ABOUT THIS EXERCISE:
Across these entries, work out how many lines carry the string "title", and give only that number.
RECORDS FOR THIS EXERCISE section start
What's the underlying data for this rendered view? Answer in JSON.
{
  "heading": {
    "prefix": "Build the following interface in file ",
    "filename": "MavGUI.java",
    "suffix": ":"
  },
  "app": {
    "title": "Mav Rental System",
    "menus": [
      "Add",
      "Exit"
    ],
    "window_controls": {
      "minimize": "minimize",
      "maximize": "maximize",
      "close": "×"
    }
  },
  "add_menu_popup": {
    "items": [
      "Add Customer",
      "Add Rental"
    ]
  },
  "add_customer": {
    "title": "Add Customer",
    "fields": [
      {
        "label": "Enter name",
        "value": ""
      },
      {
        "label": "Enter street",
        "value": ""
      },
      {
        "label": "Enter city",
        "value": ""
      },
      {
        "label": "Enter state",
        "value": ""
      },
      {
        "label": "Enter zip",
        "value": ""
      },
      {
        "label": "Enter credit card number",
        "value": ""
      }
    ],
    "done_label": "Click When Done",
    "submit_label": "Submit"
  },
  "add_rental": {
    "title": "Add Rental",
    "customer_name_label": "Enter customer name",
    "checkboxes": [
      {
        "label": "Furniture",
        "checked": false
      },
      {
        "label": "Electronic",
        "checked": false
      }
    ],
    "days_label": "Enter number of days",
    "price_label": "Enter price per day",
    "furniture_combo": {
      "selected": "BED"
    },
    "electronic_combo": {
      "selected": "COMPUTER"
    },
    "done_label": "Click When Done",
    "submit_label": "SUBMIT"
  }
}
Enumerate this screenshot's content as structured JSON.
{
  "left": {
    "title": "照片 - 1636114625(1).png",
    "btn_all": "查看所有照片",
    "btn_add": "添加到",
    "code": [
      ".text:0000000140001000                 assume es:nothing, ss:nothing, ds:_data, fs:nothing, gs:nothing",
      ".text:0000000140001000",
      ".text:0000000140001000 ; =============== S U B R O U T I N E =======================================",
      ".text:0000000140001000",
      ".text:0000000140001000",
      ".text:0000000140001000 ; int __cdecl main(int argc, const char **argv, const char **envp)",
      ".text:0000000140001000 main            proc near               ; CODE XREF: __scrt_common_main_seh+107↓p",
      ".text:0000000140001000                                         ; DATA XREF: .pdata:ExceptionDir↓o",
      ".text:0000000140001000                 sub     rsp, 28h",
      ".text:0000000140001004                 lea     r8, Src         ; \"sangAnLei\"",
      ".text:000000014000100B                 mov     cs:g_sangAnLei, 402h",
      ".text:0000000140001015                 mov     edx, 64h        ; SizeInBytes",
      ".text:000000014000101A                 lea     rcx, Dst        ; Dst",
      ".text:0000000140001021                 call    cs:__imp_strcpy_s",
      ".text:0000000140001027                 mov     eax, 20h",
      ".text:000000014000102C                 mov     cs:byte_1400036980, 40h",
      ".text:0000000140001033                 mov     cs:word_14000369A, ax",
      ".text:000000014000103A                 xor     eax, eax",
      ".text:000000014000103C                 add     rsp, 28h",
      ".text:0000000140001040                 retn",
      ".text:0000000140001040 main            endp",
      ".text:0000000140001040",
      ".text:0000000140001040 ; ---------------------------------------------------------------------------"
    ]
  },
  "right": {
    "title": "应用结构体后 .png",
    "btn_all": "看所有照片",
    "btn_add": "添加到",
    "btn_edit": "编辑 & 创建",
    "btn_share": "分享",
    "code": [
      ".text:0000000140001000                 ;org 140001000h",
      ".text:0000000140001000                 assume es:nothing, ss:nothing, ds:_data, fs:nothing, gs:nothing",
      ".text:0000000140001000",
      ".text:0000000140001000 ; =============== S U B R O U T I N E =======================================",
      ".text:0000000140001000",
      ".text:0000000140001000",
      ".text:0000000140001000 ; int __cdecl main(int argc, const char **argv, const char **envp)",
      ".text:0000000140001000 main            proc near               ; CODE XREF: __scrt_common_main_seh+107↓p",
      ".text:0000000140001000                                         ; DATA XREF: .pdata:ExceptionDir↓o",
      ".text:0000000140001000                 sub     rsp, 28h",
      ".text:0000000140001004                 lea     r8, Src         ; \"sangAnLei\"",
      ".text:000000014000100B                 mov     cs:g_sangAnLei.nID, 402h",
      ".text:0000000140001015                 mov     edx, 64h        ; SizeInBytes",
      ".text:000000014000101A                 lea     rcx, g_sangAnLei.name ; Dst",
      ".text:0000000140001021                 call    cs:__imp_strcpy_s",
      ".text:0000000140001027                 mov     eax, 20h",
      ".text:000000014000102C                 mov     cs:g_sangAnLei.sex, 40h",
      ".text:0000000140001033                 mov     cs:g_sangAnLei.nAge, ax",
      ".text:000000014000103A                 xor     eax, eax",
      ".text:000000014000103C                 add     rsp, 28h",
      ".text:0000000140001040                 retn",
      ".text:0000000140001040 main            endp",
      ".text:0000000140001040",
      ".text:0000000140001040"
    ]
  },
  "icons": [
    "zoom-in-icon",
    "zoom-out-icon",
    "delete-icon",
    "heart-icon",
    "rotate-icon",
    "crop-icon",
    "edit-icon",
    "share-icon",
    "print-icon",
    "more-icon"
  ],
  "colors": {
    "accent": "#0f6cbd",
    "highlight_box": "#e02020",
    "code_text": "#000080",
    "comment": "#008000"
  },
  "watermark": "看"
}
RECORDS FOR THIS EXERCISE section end
OUTPUT OF THE EXERCISE:
5